Washington’s pass defense should also have a bounce-back game against Emory Jones and Arizona State’s passing offense. Jones has just 4 touchdowns and 3 interceptions and the Sun Devils are averaging just 344.8 total yards per game.

Final verdict: Washington dominates Sun Devils to get back into the win column.

Washington State at No. 6 USC, 4:30 p.m., FOX

As far as individual matchups go, Washington State linebacker Daiyan Henley versus the entire USC offense will be one to watch this weekend. Henley has been a terror on opposing offenses, leads the league in tackles for loss (1.90 per game) and forced fumbles (2), ranks 2nd in the league in tackles (8.80 per game) and is tied for third in sacks (4). He has led a Washington State defense that ranks 2nd in the league and 7th nationally in sacks and leads the league and is tied for 4th nationally with 45.0 tackles for loss.

Henley and quarterback Cameron Ward are the Cougars’ two brightest stars, while USC boasts an entire team of them, first and foremost starting quarterback Caleb Williams.

The CW-CW dual should be thrilling — it’s not as if USC’s defense has limited opposing passing games. I fully expect Ward to go off, but Williams to go off just a bit more. If Williams can avoid that daunting Cougar pass rush, the Trojans will put up plenty of points.

Final verdict: Trojans get a challenge from Cougars pass rush but stay undefeated

No. 12 Oregon at Arizona, 6 p.m., Pac-12

This is a fascinating matchup between the league’s best rushing offense and one of the league’s worst rush defenses. Likewise, between one of the league’s top passing offenses (Arizona and Jayden de Laura) versus the worst pass defense in the league (Oregon).

The Ducks will look to control the tempo and pace of the matchup, but Arizona’s passing game has the ability to bite back big chunks of yardage and push the Duck defensive backs on the perimeter. Jacob Cowing should have a game against the Oregon defense, which dominated the Wildcats last year in a 41-19 win. The Ducks picked off Arizona quarterback Jordan McCloud five times in the win.

This is a much different Wildcats squad, though, led by de Laura and Cowing. Arizona’s defense isn’t mature or talented enough to challenge the Ducks’ established running game. Despite losing leading running back Travis Dye to rival USC, Oregon’s league-best rushing offense is the main reason the Ducks rank third in the conference in total offense.

Expect Arizona to put together some good drives, but Oregon’s talent will win out.

Final verdict: Wildcats mount a fight but Ducks rule the day

Oregon State at Stanford, 8 p.m., ESPN

A banged up Chance Nolan was off his game last Saturday in a 42-16 loss to Utah. The Utes defense is good, but so is the Beavers offense, and Nolan was inaccurate and took too many risks. Problem is, his replacement, Ben Gulbranson, wasn’t much better.

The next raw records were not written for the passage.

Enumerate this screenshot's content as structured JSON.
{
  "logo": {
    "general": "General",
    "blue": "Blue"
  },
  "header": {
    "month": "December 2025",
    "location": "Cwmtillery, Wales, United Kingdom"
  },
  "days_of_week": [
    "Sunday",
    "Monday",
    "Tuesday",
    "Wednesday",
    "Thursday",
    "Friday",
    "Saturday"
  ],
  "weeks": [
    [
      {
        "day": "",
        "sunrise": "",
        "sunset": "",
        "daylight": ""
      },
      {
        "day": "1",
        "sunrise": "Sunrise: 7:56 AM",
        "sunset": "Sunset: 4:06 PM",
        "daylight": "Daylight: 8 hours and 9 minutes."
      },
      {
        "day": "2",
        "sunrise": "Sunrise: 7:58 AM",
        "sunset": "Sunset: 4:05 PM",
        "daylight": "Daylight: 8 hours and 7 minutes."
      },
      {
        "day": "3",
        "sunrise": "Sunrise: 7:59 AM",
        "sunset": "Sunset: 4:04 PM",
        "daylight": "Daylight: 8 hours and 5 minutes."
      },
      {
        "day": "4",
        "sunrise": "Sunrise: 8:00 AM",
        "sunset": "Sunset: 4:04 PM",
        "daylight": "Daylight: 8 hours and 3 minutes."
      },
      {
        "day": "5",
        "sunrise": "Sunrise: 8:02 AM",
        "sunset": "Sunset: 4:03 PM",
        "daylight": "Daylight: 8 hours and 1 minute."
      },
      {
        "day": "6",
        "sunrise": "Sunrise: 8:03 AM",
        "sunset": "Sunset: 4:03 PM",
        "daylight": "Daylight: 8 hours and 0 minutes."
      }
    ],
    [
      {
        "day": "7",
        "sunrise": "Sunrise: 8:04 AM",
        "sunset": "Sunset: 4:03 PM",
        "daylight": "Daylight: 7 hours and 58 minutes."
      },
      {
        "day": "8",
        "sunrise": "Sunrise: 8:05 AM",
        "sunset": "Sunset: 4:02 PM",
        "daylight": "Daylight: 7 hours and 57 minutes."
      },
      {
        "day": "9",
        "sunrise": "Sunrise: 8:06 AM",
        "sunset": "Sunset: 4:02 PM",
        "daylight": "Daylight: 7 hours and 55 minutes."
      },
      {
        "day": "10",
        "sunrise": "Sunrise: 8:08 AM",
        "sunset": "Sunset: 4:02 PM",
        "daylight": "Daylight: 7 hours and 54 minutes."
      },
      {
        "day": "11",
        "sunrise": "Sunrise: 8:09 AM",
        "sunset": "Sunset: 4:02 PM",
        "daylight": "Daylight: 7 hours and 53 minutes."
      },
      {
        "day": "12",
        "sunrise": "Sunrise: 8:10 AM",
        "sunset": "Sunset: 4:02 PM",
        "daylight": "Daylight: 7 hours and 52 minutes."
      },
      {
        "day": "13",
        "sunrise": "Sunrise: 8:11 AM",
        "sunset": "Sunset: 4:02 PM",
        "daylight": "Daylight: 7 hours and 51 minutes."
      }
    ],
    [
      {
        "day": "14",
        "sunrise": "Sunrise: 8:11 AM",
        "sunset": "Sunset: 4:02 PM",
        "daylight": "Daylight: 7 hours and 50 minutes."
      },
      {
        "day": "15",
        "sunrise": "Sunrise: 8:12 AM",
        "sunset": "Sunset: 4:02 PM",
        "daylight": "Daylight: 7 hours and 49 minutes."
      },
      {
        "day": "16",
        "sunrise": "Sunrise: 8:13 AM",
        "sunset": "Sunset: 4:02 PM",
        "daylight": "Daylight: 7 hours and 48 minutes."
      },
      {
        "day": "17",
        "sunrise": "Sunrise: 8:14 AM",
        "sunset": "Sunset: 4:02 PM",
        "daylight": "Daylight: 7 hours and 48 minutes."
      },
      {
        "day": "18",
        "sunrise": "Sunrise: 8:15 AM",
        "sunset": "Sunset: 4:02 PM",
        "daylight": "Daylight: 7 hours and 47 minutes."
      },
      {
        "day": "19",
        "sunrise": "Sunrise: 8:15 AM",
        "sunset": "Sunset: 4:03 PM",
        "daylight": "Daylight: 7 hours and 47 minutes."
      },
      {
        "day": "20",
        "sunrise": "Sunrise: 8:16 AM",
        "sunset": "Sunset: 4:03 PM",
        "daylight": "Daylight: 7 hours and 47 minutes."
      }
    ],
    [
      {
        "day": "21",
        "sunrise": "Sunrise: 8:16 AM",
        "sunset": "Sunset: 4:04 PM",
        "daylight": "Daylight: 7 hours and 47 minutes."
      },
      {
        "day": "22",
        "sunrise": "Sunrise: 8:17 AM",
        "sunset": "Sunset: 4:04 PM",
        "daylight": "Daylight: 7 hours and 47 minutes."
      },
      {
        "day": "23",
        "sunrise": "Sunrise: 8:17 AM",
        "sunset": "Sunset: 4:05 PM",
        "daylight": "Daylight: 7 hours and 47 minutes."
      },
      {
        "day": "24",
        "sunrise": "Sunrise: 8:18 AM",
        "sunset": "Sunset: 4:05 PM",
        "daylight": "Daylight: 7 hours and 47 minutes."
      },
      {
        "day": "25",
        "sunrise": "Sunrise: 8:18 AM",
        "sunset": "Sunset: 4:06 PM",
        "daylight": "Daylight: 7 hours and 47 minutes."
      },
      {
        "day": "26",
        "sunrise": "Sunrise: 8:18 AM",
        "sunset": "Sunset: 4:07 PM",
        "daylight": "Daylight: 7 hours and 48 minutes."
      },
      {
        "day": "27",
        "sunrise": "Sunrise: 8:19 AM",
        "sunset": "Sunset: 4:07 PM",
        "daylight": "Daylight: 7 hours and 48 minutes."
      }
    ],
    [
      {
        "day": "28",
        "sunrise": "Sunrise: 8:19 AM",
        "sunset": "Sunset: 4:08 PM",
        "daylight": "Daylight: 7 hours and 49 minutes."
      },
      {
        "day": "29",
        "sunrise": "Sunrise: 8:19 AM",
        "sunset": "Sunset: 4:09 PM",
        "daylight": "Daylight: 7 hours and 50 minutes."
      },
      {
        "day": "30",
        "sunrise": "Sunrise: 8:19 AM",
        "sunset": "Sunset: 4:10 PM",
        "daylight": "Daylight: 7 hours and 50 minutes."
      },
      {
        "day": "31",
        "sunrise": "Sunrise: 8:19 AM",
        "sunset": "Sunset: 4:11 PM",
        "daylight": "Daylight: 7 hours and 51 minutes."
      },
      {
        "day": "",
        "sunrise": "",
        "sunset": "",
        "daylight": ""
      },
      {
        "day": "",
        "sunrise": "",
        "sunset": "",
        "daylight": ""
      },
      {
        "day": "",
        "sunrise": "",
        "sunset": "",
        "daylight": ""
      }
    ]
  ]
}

Is this the right time for Stanford’s defense to cut down on the Cardinal’s league-worst turnover margin? Stanford has just two defensive interceptions on the year, while the offense has turned the ball over 12 times.

The Cardinal haven’t played well this year, but they catch the Beavers having lost two straight and looking totally off-rhythm. This feels like one of those games where the worse team, playing at home, catches a decent team on its last legs.

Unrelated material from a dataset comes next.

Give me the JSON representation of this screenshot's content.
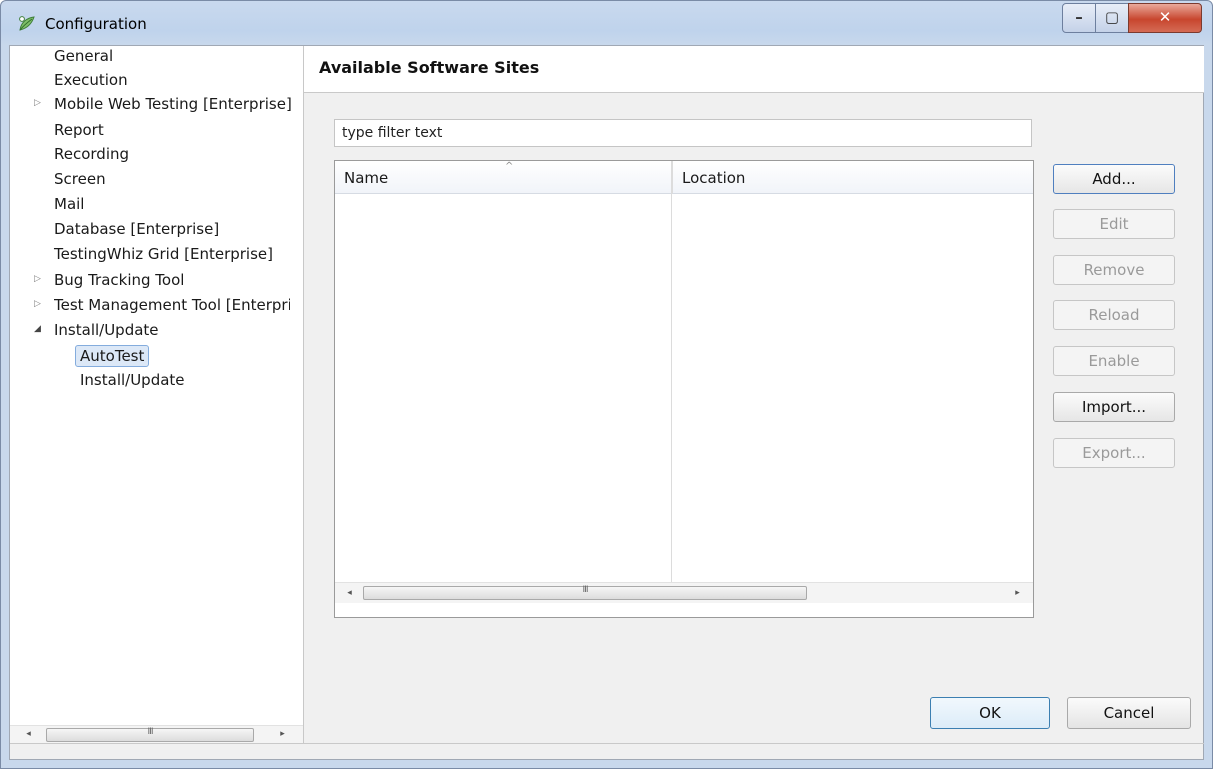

Final verdict: Cardinal capitalize on Oregon State’s struggling passing game.